Disclosure: Mixon reports she serves on the speakers bureau for AbbVie, Celgene, Eli Lilly and Novartis, and is a consultant for AbbVie, Eli Lilly and Regeneron.

Amanda Mixon

ORLANDO — Patients with rheumatologic diseases who are educated about the disease process and the pharmacodynamics of their treatments are more likely to continue to adhere to their therapies, according to a presentation at the Rheumatology Nurses Society Annual Conference.

“Nurses and physicians assistants really get to know their patients — I think even more than the physicians do — because we often know where they are at,” Amanda Mixon, PA-C, a physician assistant at Arthritis and Rheumatology Clinic of Northern Colorado, told attendees. “I will go into depth with patients — explain the T cells, B cells, the inflammatory cytokines — but I try to keep it as basic as I can, because, truth be told, that is how I think about it. Getting into the nitty-gritty of disease mechanics with a patient will get us both lost in the weeds.”

Mixon noted that health care providers should use individualize education to match the patient, confronting misconceptions as they arise, particularly in regard to disease mechanics, such as inflammation.

“When I discuss inflammation with my patients, many of them immediately think ‘inflammation is bad,’” Mixon said. “I try to correct that early on by explaining that inflammation is simply our body’s attempt at self-protection, to remove harmful stimuli and begin the healing process. Inflammation is good. We want inflammation; it’s just when you have too much of it, that’s when it becomes a problem.”

 
Patients with rheumatologic diseases who are educated about the disease process and the pharmacodynamics of their treatments are more likely to continue to adhere to therapies, according to Mixon.
Source: Adobe

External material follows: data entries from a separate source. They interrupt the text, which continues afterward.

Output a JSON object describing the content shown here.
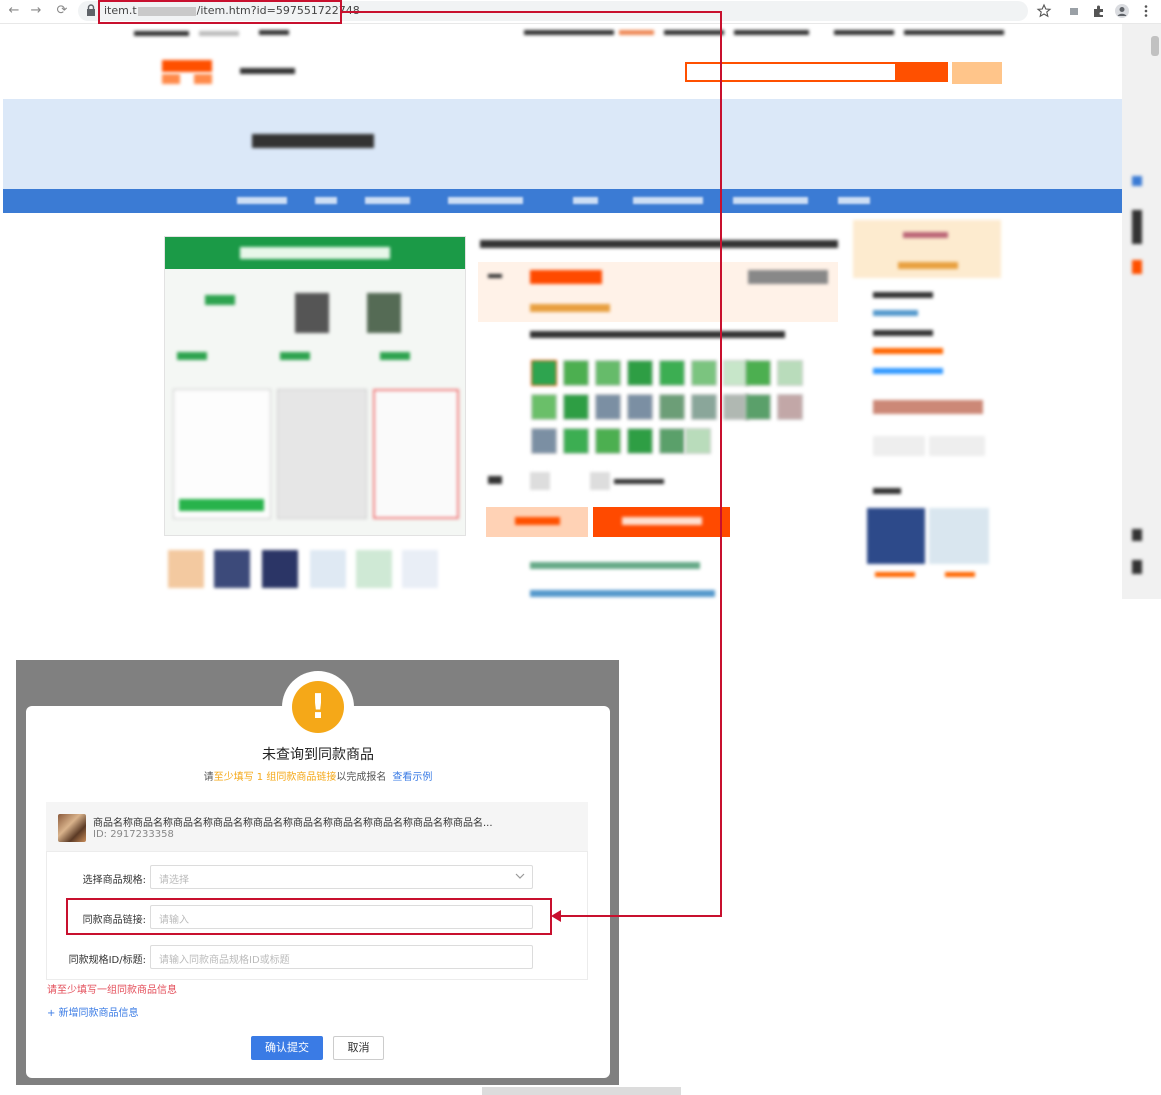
{
  "browser": {
    "url_prefix": "item.t",
    "url_suffix": "/item.htm?id=597551722748",
    "nav_back": "←",
    "nav_forward": "→",
    "nav_reload": "⟳"
  },
  "dialog": {
    "title": "未查询到同款商品",
    "subtitle_before": "请",
    "subtitle_accent": "至少填写 1 组同款商品链接",
    "subtitle_after": "以完成报名",
    "example_link": "查看示例",
    "product": {
      "name": "商品名称商品名称商品名称商品名称商品名称商品名称商品名称商品名称商品名称商品名...",
      "id_label": "ID: 2917233358"
    },
    "fields": [
      {
        "label": "选择商品规格:",
        "placeholder": "请选择"
      },
      {
        "label": "同款商品链接:",
        "placeholder": "请输入"
      },
      {
        "label": "同款规格ID/标题:",
        "placeholder": "请输入同款商品规格ID或标题"
      }
    ],
    "error_text": "请至少填写一组同款商品信息",
    "add_link": "+ 新增同款商品信息",
    "submit_label": "确认提交",
    "cancel_label": "取消"
  },
  "colors": {
    "accent_blue": "#3a7be5",
    "warning": "#f5a818",
    "highlight_red": "#c8102e",
    "error": "#e34d59",
    "brand_orange": "#ff5000"
  },
  "icons": [
    "back-arrow-icon",
    "forward-arrow-icon",
    "reload-icon",
    "lock-icon",
    "star-icon",
    "extension-icon",
    "profile-icon",
    "menu-dots-icon",
    "warning-icon",
    "chevron-down-icon"
  ]
}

She added, “When I am explaining diseases like rheumatoid arthritis, lupus, or multiple sclerosis, I put them in the context of having too much inflammation. When I’m talking with patients about the medications we prescribe, what I’m telling them is, ‘We want to suppress you. We want to lower that inflammation because we want to get you back into homeostasis. You’re producing too much, and anything too much is not a good thing’.”

According to Mixon, the patient’s understanding of the disease process is integral to improving medication adherence as it provides them with a level of empowerment against their disease.

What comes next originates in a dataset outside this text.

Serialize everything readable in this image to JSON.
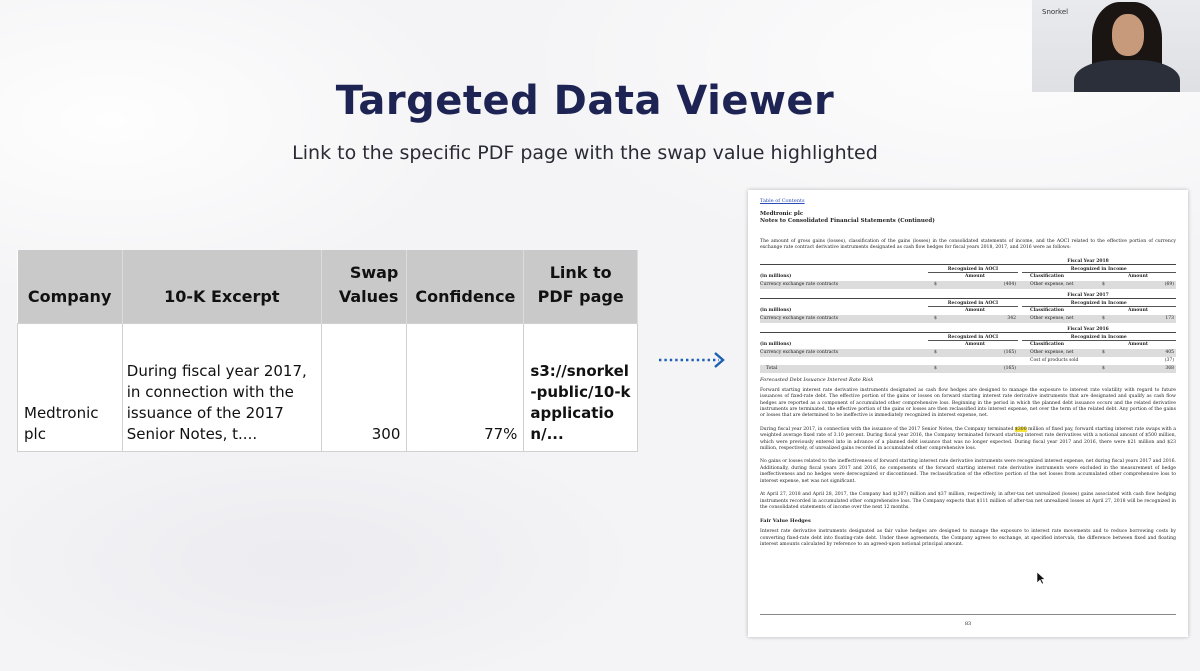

“Patients want to understand the process, as I would want to understand if I was diagnosed with an autoimmune disease,” Mixon said. “I think when you more fully understand the disease, you feel more confident about whatever you have to do to stop it. When we discuss new medications, the first thing many patients respond with is ‘I’m going to get cancer’ or ‘The drug is going to kill me.’ However, if you outline the disease process and how the drugs work, then I think it’s much easier for patients to wrap their heads around why it is important to take their medicines and not stop their medicines.”– by Robert Stott

Reference:

Mixon A. Fundamentals of immunology. Presented at: Rheumatology Nurses Society Annual Conference; Aug. 7-10, 2019; Orlando.

Disclosure: Mixon reports she serves on the speakers bureau for AbbVie, Celgene, Eli Lilly and Novartis, and is a consultant for AbbVie, Eli Lilly and Regeneron.

    See more from Rheumatology Nurses Society Annual Conference